(RECORDS SUPPLIED Opens)

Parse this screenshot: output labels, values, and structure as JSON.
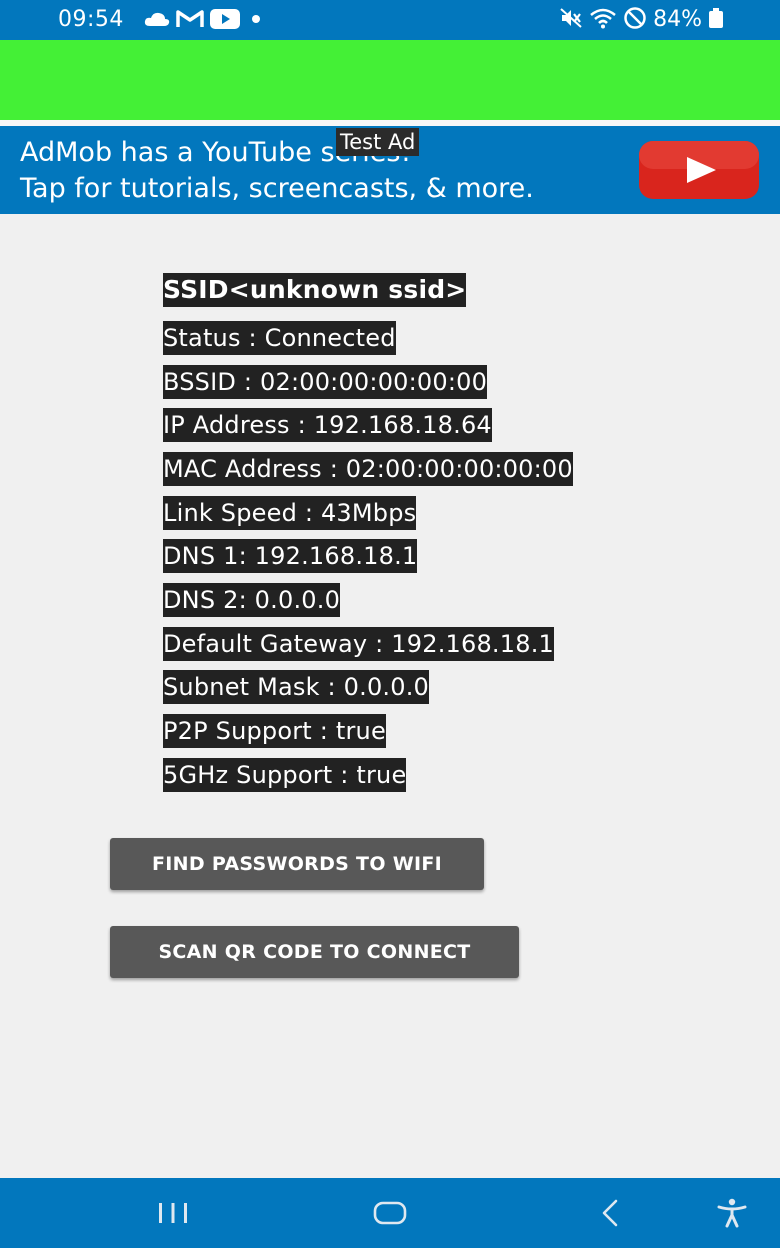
{
  "status_bar": {
    "time": "09:54",
    "battery": "84%",
    "icons_left": [
      "cloud-icon",
      "gmail-icon",
      "youtube-icon",
      "dot-icon"
    ],
    "icons_right": [
      "mute-icon",
      "wifi-icon",
      "dnd-icon",
      "battery-icon"
    ]
  },
  "ad": {
    "line1": "AdMob has a YouTube series!",
    "line2": "Tap for tutorials, screencasts, & more.",
    "badge": "Test Ad",
    "logo_icon": "youtube-logo-icon"
  },
  "wifi_info": {
    "ssid": "SSID<unknown ssid>",
    "status": "Status : Connected",
    "bssid": "BSSID : 02:00:00:00:00:00",
    "ip": "IP Address : 192.168.18.64",
    "mac": "MAC Address : 02:00:00:00:00:00",
    "link_speed": "Link Speed : 43Mbps",
    "dns1": "DNS 1: 192.168.18.1",
    "dns2": "DNS 2: 0.0.0.0",
    "gateway": "Default Gateway : 192.168.18.1",
    "subnet": "Subnet Mask : 0.0.0.0",
    "p2p": "P2P Support : true",
    "ghz5": "5GHz Support : true"
  },
  "buttons": {
    "find_passwords": "FIND PASSWORDS TO WIFI",
    "scan_qr": "SCAN QR CODE TO CONNECT"
  },
  "nav": {
    "items": [
      "recents-icon",
      "home-icon",
      "back-icon",
      "accessibility-icon"
    ]
  },
  "colors": {
    "primary": "#0277bd",
    "ad_green": "#44f036",
    "row_bg": "#222222",
    "button_bg": "#585858",
    "page_bg": "#f0f0f0"
  }
}
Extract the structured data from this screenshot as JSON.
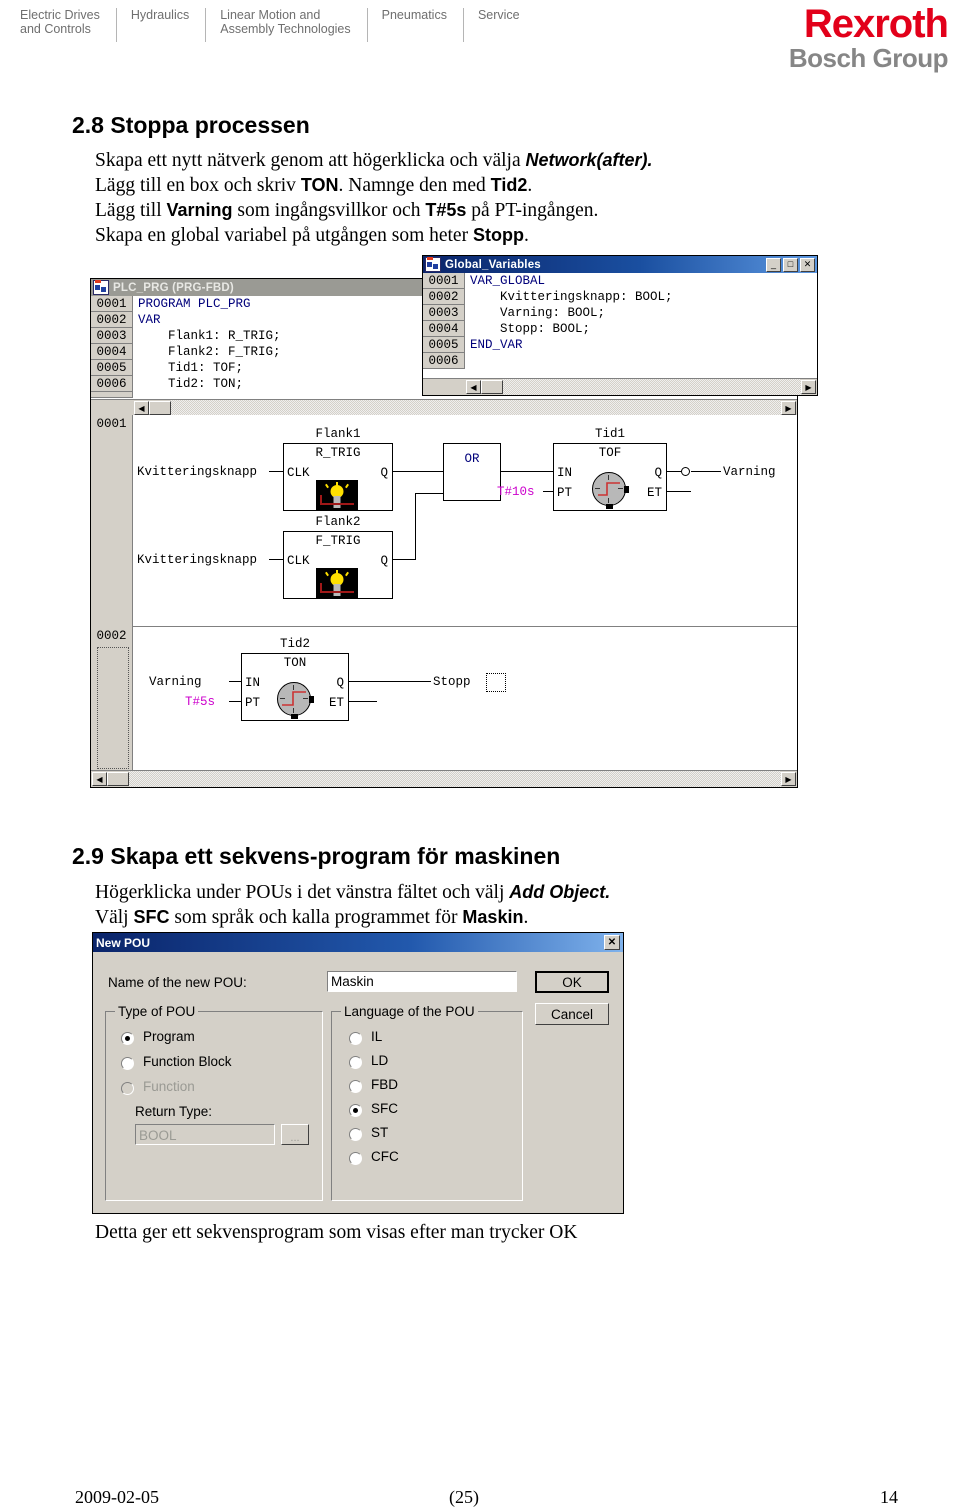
{
  "header": {
    "nav": [
      {
        "label": "Electric Drives\nand Controls"
      },
      {
        "label": "Hydraulics"
      },
      {
        "label": "Linear Motion and\nAssembly Technologies"
      },
      {
        "label": "Pneumatics"
      },
      {
        "label": "Service"
      }
    ],
    "logo_top": "Rexroth",
    "logo_bottom": "Bosch Group",
    "logo_color": "#e2001a",
    "logo_sub_color": "#868686"
  },
  "section28": {
    "heading": "2.8 Stoppa processen",
    "line1_a": "Skapa ett nytt nätverk genom att högerklicka och välja ",
    "line1_em": "Network(after).",
    "line2_a": "Lägg till en box och skriv ",
    "line2_b1": "TON",
    "line2_c": ". Namnge den med ",
    "line2_b2": "Tid2",
    "line2_d": ".",
    "line3_a": "Lägg till ",
    "line3_b1": "Varning",
    "line3_c": " som ingångsvillkor och ",
    "line3_b2": "T#5s",
    "line3_d": " på PT-ingången.",
    "line4_a": "Skapa en global variabel på utgången som heter ",
    "line4_b": "Stopp",
    "line4_c": "."
  },
  "plc_window": {
    "title": "PLC_PRG (PRG-FBD)",
    "icon": "pou-icon",
    "lines": [
      {
        "num": "0001",
        "text": "PROGRAM PLC_PRG",
        "kw": true
      },
      {
        "num": "0002",
        "text": "VAR",
        "kw": true
      },
      {
        "num": "0003",
        "text": "    Flank1: R_TRIG;",
        "kw": false
      },
      {
        "num": "0004",
        "text": "    Flank2: F_TRIG;",
        "kw": false
      },
      {
        "num": "0005",
        "text": "    Tid1: TOF;",
        "kw": false
      },
      {
        "num": "0006",
        "text": "    Tid2: TON;",
        "kw": false
      }
    ],
    "scroll_left": "◀",
    "scroll_right": "▶"
  },
  "globals_window": {
    "title": "Global_Variables",
    "icon": "pou-icon",
    "minimize": "_",
    "maximize": "□",
    "close": "✕",
    "lines": [
      {
        "num": "0001",
        "text": "VAR_GLOBAL"
      },
      {
        "num": "0002",
        "text": "    Kvitteringsknapp: BOOL;"
      },
      {
        "num": "0003",
        "text": "    Varning: BOOL;"
      },
      {
        "num": "0004",
        "text": "    Stopp: BOOL;"
      },
      {
        "num": "0005",
        "text": "END_VAR"
      },
      {
        "num": "0006",
        "text": ""
      }
    ],
    "scroll_left": "◀",
    "scroll_right": "▶"
  },
  "fbd": {
    "network1": {
      "number": "0001",
      "blocks": [
        {
          "instance": "Flank1",
          "type": "R_TRIG",
          "inputs": [
            "CLK"
          ],
          "outputs": [
            "Q"
          ],
          "icon": "lamp-icon"
        },
        {
          "instance": "Flank2",
          "type": "F_TRIG",
          "inputs": [
            "CLK"
          ],
          "outputs": [
            "Q"
          ],
          "icon": "lamp-icon"
        },
        {
          "instance": "",
          "type": "OR",
          "inputs": [
            "",
            ""
          ],
          "outputs": [
            ""
          ],
          "icon": "none"
        },
        {
          "instance": "Tid1",
          "type": "TOF",
          "inputs": [
            "IN",
            "PT"
          ],
          "outputs": [
            "Q",
            "ET"
          ],
          "icon": "clock-icon"
        }
      ],
      "input_labels": [
        "Kvitteringsknapp",
        "Kvitteringsknapp"
      ],
      "pt_literal": "T#10s",
      "output_label": "Varning",
      "negated_output": true
    },
    "network2": {
      "number": "0002",
      "blocks": [
        {
          "instance": "Tid2",
          "type": "TON",
          "inputs": [
            "IN",
            "PT"
          ],
          "outputs": [
            "Q",
            "ET"
          ],
          "icon": "clock-icon"
        }
      ],
      "input_label": "Varning",
      "pt_literal": "T#5s",
      "output_label": "Stopp"
    },
    "scroll_left": "◀",
    "scroll_right": "▶"
  },
  "section29": {
    "heading": "2.9 Skapa ett sekvens-program för maskinen",
    "line1_a": "Högerklicka under POUs i det vänstra fältet och välj ",
    "line1_em": "Add Object.",
    "line2_a": "Välj ",
    "line2_b1": "SFC",
    "line2_c": " som språk och kalla programmet för ",
    "line2_b2": "Maskin",
    "line2_d": "."
  },
  "new_pou_dialog": {
    "title": "New POU",
    "close": "✕",
    "name_label": "Name of the new POU:",
    "name_value": "Maskin",
    "name_placeholder": "",
    "ok_label": "OK",
    "cancel_label": "Cancel",
    "type_group_label": "Type of POU",
    "type_options": [
      {
        "label": "Program",
        "selected": true,
        "disabled": false
      },
      {
        "label": "Function Block",
        "selected": false,
        "disabled": false
      },
      {
        "label": "Function",
        "selected": false,
        "disabled": true
      }
    ],
    "return_type_label": "Return Type:",
    "return_type_value": "BOOL",
    "return_type_disabled": true,
    "browse_label": "...",
    "language_group_label": "Language of the POU",
    "language_options": [
      {
        "label": "IL",
        "selected": false
      },
      {
        "label": "LD",
        "selected": false
      },
      {
        "label": "FBD",
        "selected": false
      },
      {
        "label": "SFC",
        "selected": true
      },
      {
        "label": "ST",
        "selected": false
      },
      {
        "label": "CFC",
        "selected": false
      }
    ]
  },
  "closing_note": "Detta ger ett sekvensprogram som visas efter man trycker OK",
  "footer": {
    "date": "2009-02-05",
    "center": "(25)",
    "page": "14"
  }
}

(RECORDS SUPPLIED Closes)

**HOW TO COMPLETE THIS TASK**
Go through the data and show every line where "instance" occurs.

**OUTPUT OF THE EXERCISE**
          "instance": "Flank1",
          "instance": "Flank2",
          "instance": "",
          "instance": "Tid1",
          "instance": "Tid2",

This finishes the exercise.